Measuring your performance online with Google Analytics
Google analytics is a free service that provides monitoring and analysis of traffic on your website. This tool can be used for monitoring website performance, in particular for search engine optimization (SEO).
Google Analytics is implemented with “page tags”. So you have to use a tracking code in each of your web site pages. Google Analytics tracking codes — also know as custom campaigns or UTM codes — are custom tracking parameters that communicate to Google Analytics information about how your referral traffic is interacting with your calls to action. (Read more about Google Analytics technology)
Some of the most common questions like “what were the keywords my site is coming up for?” can be answered using Google Analytics.
What can be measured with Google Analytics?

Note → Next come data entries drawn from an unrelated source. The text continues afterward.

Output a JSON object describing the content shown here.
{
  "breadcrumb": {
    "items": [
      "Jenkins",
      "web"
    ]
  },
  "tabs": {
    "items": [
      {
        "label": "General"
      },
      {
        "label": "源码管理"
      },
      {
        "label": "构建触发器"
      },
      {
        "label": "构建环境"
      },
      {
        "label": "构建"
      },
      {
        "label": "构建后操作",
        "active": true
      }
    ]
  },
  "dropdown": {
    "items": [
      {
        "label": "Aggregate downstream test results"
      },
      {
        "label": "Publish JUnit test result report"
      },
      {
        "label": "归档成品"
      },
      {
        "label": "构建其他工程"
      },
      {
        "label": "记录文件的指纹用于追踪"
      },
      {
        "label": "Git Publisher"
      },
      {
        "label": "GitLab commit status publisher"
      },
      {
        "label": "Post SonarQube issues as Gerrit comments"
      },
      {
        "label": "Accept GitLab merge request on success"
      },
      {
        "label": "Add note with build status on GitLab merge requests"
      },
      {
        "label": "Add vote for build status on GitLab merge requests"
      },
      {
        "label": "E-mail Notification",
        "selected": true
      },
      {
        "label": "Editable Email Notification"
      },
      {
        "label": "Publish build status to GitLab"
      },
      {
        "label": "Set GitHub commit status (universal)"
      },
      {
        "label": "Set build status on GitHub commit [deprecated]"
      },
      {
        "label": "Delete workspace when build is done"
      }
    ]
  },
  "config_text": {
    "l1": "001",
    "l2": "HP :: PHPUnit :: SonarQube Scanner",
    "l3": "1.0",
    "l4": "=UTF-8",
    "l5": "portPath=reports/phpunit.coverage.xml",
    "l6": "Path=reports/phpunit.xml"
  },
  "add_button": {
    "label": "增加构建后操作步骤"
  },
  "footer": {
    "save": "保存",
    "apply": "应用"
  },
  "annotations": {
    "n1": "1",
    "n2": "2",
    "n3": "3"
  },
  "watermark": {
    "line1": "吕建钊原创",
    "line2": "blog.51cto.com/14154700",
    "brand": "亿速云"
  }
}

In general the tracking code is built to track the visitor information to your website, how they arrived and ultimately how long they stayed on, what they did and where they left off. Google analytics has recently introduced some advanced features like;
§ Segmenting and custom audience tracking
§ Tracking visitors coming from offline mediums
§ Mobile application tracking
There are 5 main in-built categories in Analytics namely;
§ Traffic Sources
This is where you can see real-time information on who is engaged with your website. You can get information about how many people are in your website right now, where your traffic is coming from, and which pages they are viewing right now. There are two additional beta versions called Events and Conversions. You can get an idea about real time user event activities and information on the goals you set.
Google Analyticscan give you using real time reports
§ Monitoring when and if new and changed content on your site is being viewed
§ Monitor if a one-day promotion is driving traffic to your site, and can see which pages these visitors are viewing
§ Verifying that the tracking code is working on your site
Through this section you can get information about how many people visited your page, which pages are most visited, what are the devices they use to access the site etc. You can view data for hour, day, week or for months. Some of the key indicators we can find out include;
§ Unique Visitors
§ Page views
§ Pages per Visit
§ Average Visit Duration
§ Bounce Rate
§ New Visitors
§ Operating System
§ Service Provider
§ Mobile Operating System
§ Mobile Service provider
§ Mobile Screen Resolution etc.
Traffic sources is a report that provides an overview of the different kinds of sources that send traffic to your Web site. Using this report you can see how well campaigns are performing and how better to invest in site content, advertising, or other forms of engagement. We can categorize website traffic in to four categories: Direct Traffic, Referring URLs, Search Engines, Other (mainly indicating campaigns).
The Content section helps you to improve the content on your site . You can find out the most visited pages and sections on your website, thereby you can improve the quality of these pages to get more clicks. You can further identify the least visited pages and evaluate how to improve them.
In general terms, a conversion can be a new acquired customer, a new sale, a download of content, and this can be defined by you.
A site’s conversion rate is defined as the number of successful transactions divided by the number of total unique visitors. You can set up goals (for example a specific purchase or registration) for your website and set up “goal tracking” to detect the number of conversions made.
Is Google Analytics tool the only tool for website performance monitoring?
The answer is no. There are many tools that can help you obtain the same insights, but Google Analytics is free. Large websites however might find they cannot continue on the free accounts. Some companies also find other tools that can track better in terms of individual user behaviour. Google Analytics stores the information on their servers, in case the account you use for creation is lost.
Created: September 17th, 2013